Reid's own youth is punctuated with achievement, despite its early, walk-on- the-wild-side undercurrent. He was a member of the track team at Crestwood High School in Chesapeake, Va., and served as student council vice president and as a yearbook editor. After high school, he waited tables in a spiffy restaurant in Virginia Beach and made enough to write his own tuition checks at Norfolk State College.

His junior year was a pivotal one. In addition to marrying and fathering his son that year, he was asked by a drama professor to try out for a big role in the school's production of "Oedipus Rex." A mentorship and career bloomed. The professor, Stanley Wilson, died in 1981, and Reid set up a scholarship in his name in Norfolk State's drama department.

Meanwhile, Reid used his degree in business and marketing to land a job as a marketing representative in Chicago for DuPont. There, Reid met Tom Dreesen, a kindred spirit with whom he formed a comedy team. The duo eventually broke up, but the addiction induced by the first laugh in a Chicago area night club has endured.

Stand-up comedy led to television commercials and a move to California, where he studied acting at the Film Actors' Workshop in Burbank. His acting exploits have included "Teachers Only" for television and the movies "Mother, Jugs and Speed" and "Uptown Saturday Night."

Reid has also published a collection of his poems and photographs entitled "As I Feel It," as well as writing two "WKRP" scripts.

Looking beyond "Simon & Simon," Reid sees film production and Virginia in his future. "I'd like to move back east, maybe to Virginia, and stay involved in production," he said.

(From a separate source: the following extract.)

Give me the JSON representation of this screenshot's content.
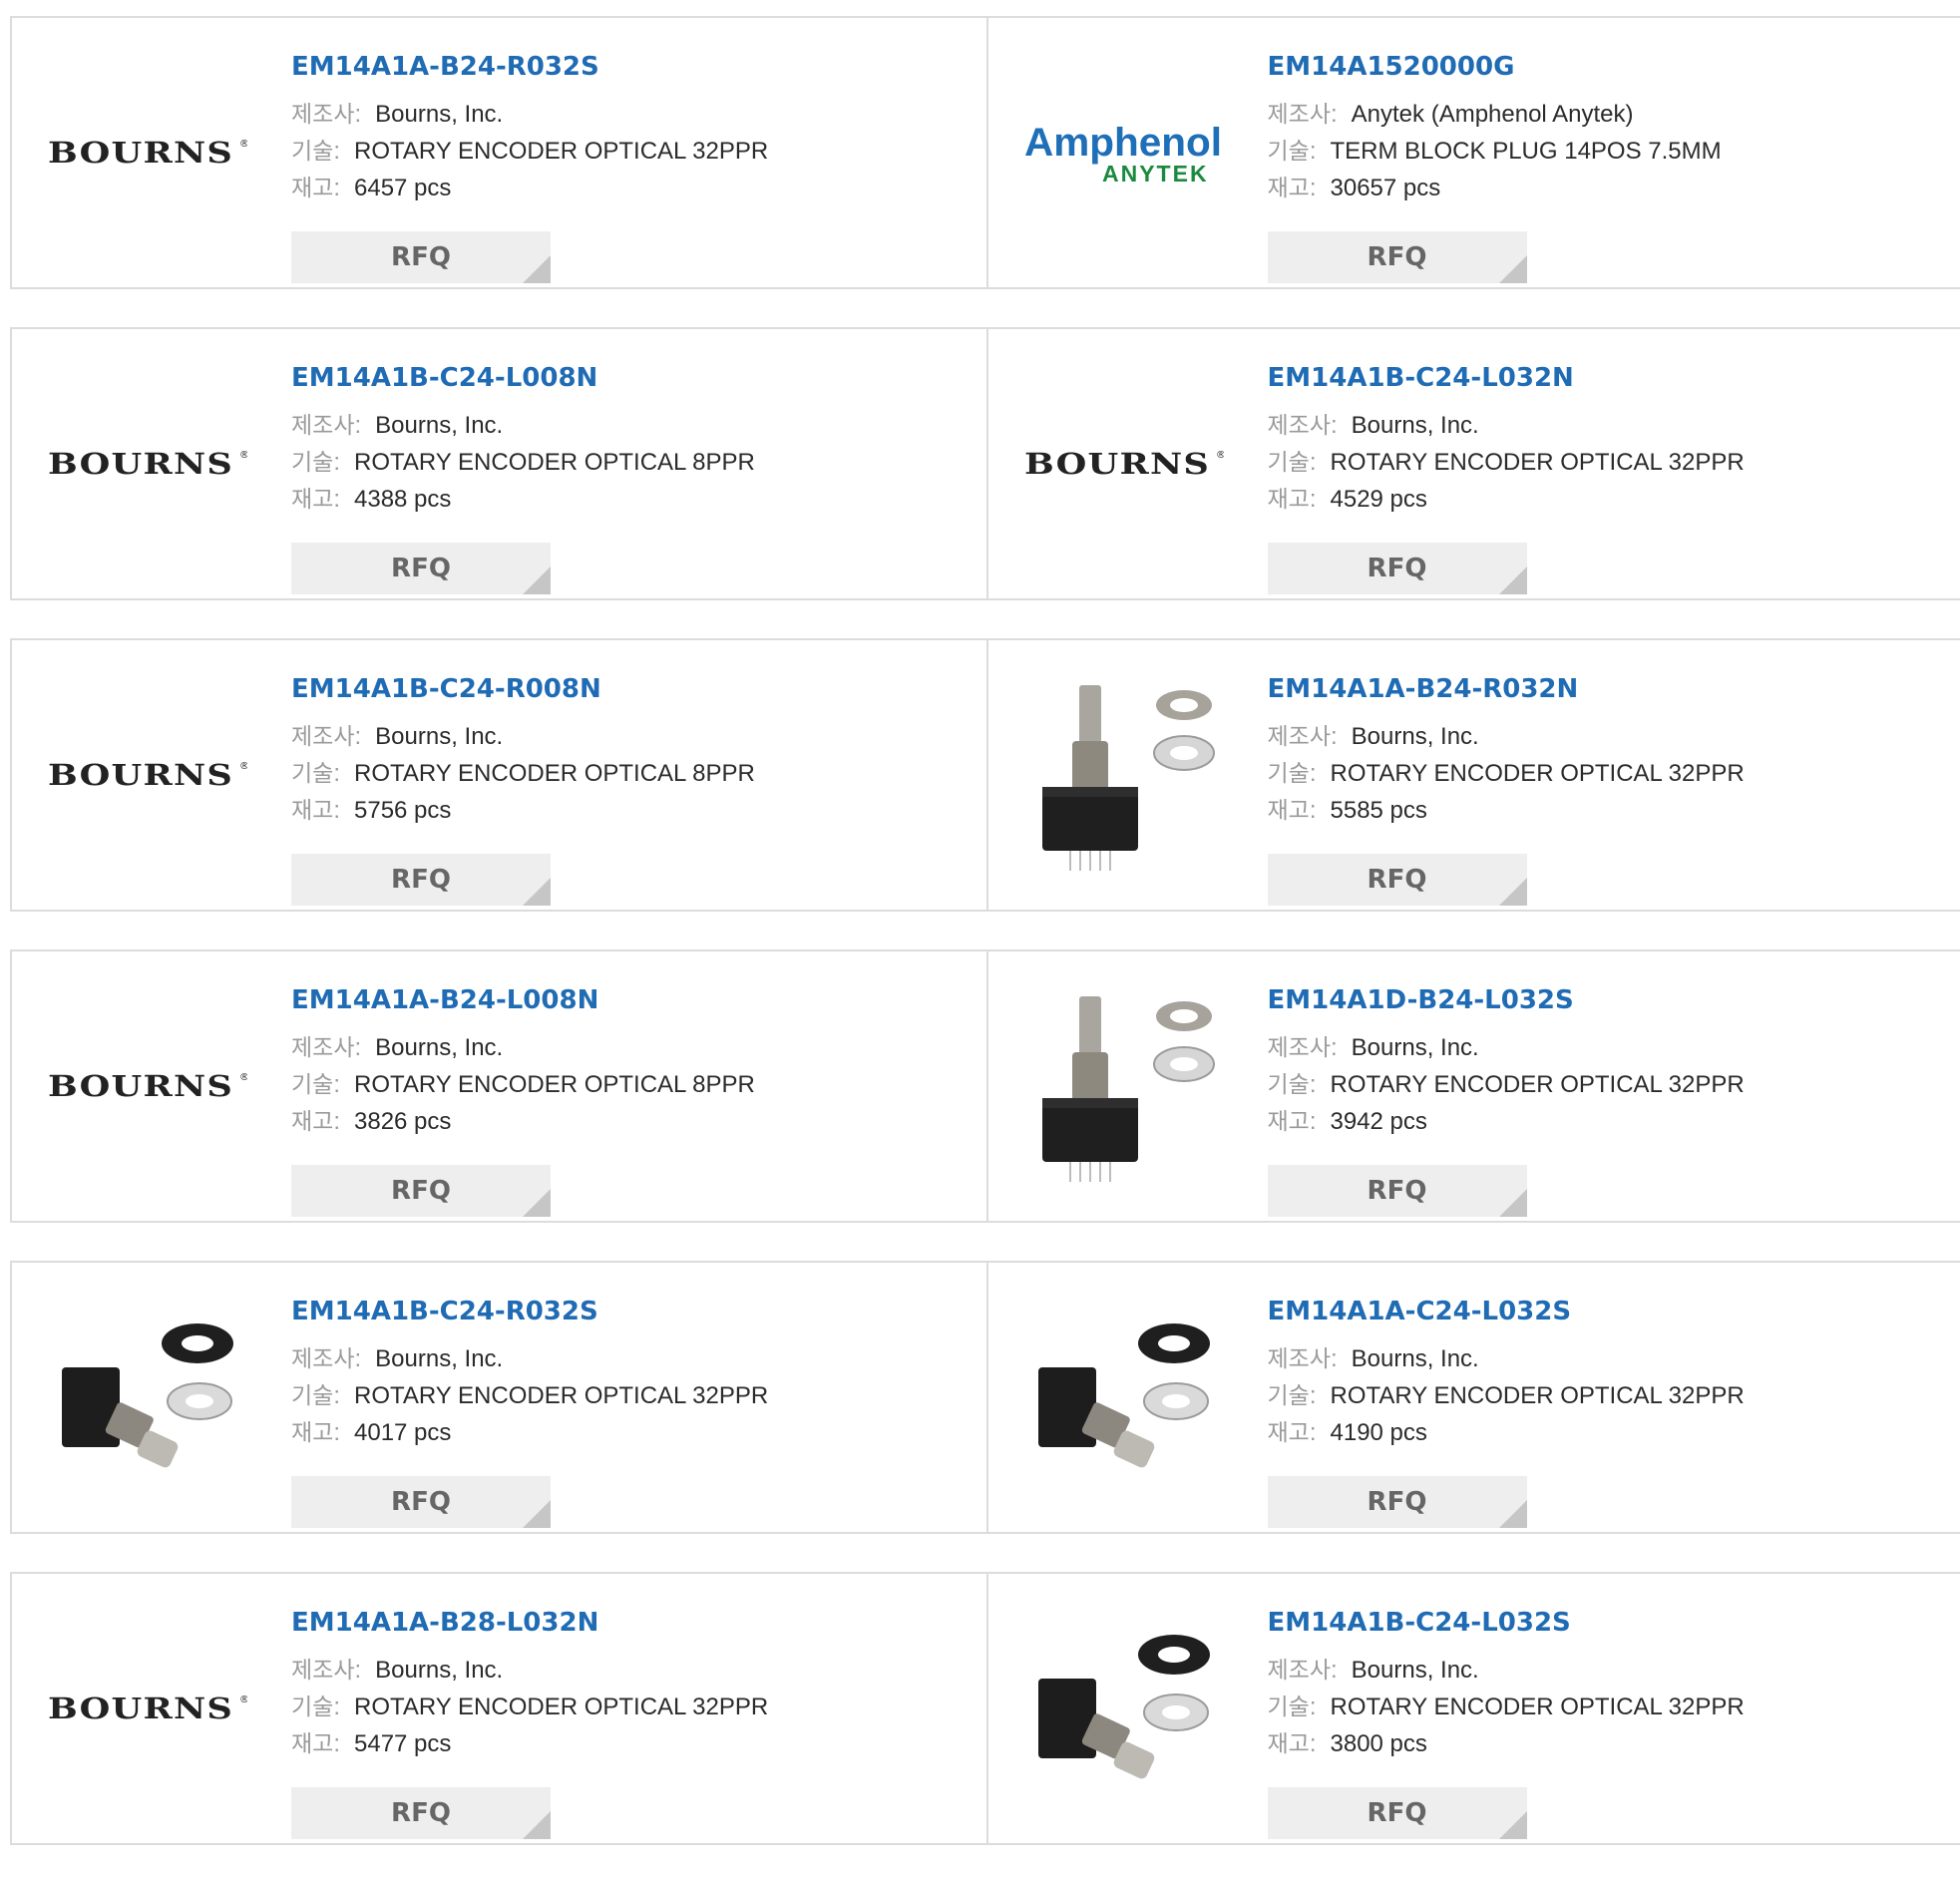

He lamented the lack of black-produced, black-oriented TV and motion picture projects, and accepted part of the blame. "I haven't done it," he said flatly. "I have Spielberg dreams . . . Now I'm working on smaller productions." Rather than endure the frustrations of trying -- and failing -- to pull off large-scale productions, Reid is committed to thinking small for now, but he's mindful that larger things are there for the doing.

"Why not take a smaller project and push it through?" he said. "Blacks have tremendous tenacity and stubbornness and arrogance. If we didn't, we would nave died on the boats coming over."

Among his plans are a music video titled "Stop the Madness" and a feature film, "multiracial and positive, about people coping with low self-esteem."

Positive is the key word. "I'm a Frank Capra fan at heart," he said. "I was reared on Frank Capra films. The kind of world I'd like to see is a Frank Capra world."